• _EXERCISE DETAILS_: Track down each line below containing the string "ClearData" and copy it.

• _DATASET RECORDS_:
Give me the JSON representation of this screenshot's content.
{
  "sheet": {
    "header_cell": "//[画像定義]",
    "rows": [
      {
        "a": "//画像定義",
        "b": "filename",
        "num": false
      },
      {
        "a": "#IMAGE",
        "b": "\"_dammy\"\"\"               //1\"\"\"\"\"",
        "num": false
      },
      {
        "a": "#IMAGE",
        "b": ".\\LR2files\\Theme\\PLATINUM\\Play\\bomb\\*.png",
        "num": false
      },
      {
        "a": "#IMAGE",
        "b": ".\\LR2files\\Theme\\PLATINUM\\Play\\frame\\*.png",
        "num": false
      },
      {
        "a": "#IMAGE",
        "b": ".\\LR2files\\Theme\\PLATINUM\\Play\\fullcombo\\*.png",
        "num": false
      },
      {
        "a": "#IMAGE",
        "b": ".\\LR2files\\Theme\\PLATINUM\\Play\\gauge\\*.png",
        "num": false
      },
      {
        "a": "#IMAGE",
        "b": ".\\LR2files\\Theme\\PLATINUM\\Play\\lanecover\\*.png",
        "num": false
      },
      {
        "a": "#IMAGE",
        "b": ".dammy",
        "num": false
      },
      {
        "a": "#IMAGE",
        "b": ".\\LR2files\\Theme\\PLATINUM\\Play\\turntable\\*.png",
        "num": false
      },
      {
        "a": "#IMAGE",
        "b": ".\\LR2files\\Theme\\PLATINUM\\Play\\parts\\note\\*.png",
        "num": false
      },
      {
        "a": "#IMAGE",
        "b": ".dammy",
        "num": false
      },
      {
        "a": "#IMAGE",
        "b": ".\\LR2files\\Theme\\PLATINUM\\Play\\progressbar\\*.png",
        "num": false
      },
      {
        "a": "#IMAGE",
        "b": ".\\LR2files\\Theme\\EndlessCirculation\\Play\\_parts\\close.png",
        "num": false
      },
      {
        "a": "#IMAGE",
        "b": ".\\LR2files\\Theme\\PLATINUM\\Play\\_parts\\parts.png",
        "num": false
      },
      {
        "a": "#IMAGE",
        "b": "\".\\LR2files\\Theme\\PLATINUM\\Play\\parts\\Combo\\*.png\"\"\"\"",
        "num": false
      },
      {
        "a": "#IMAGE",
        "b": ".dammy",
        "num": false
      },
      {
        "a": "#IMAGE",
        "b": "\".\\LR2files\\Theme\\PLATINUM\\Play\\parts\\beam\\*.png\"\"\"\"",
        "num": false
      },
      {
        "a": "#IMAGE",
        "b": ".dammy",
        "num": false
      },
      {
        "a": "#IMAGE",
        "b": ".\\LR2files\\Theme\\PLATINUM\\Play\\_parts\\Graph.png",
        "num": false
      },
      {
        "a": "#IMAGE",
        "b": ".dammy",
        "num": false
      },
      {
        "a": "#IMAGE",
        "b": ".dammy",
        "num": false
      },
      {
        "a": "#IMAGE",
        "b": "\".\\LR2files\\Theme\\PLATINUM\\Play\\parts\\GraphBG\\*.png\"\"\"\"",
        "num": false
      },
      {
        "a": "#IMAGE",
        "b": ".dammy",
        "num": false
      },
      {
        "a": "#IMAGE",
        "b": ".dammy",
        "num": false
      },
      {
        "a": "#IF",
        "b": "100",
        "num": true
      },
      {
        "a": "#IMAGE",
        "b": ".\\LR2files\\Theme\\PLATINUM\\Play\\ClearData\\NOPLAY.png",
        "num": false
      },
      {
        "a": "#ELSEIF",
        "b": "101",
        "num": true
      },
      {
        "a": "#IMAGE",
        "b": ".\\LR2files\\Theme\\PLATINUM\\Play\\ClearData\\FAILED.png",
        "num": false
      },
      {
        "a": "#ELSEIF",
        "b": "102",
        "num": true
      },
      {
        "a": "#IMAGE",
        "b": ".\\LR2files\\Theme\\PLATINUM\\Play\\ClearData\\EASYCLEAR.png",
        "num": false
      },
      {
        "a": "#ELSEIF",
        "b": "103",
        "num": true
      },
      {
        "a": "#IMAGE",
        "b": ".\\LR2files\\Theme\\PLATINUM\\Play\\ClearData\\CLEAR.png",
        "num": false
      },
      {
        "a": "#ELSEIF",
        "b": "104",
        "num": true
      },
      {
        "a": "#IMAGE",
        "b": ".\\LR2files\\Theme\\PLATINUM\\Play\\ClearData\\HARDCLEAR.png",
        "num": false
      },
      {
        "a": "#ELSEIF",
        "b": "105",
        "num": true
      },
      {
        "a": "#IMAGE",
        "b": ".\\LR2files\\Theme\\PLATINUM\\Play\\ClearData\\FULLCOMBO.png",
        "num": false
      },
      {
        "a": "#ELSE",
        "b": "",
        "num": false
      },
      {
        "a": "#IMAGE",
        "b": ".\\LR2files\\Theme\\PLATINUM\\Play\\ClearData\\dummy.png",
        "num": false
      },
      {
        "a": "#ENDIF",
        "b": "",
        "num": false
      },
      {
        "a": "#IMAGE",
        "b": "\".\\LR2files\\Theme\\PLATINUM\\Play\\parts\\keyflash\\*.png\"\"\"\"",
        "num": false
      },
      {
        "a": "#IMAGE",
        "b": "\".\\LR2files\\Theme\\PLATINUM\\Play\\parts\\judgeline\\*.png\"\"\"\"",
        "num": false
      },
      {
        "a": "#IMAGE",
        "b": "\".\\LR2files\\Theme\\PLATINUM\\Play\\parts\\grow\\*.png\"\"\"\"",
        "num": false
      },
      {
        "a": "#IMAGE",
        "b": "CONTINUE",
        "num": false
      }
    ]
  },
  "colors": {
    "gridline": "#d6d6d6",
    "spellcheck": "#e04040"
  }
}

• _EXERCISE OUTPUT_:
        "b": ".\\LR2files\\Theme\\PLATINUM\\Play\\ClearData\\NOPLAY.png",
        "b": ".\\LR2files\\Theme\\PLATINUM\\Play\\ClearData\\FAILED.png",
        "b": ".\\LR2files\\Theme\\PLATINUM\\Play\\ClearData\\EASYCLEAR.png",
        "b": ".\\LR2files\\Theme\\PLATINUM\\Play\\ClearData\\CLEAR.png",
        "b": ".\\LR2files\\Theme\\PLATINUM\\Play\\ClearData\\HARDCLEAR.png",
        "b": ".\\LR2files\\Theme\\PLATINUM\\Play\\ClearData\\FULLCOMBO.png",
        "b": ".\\LR2files\\Theme\\PLATINUM\\Play\\ClearData\\dummy.png",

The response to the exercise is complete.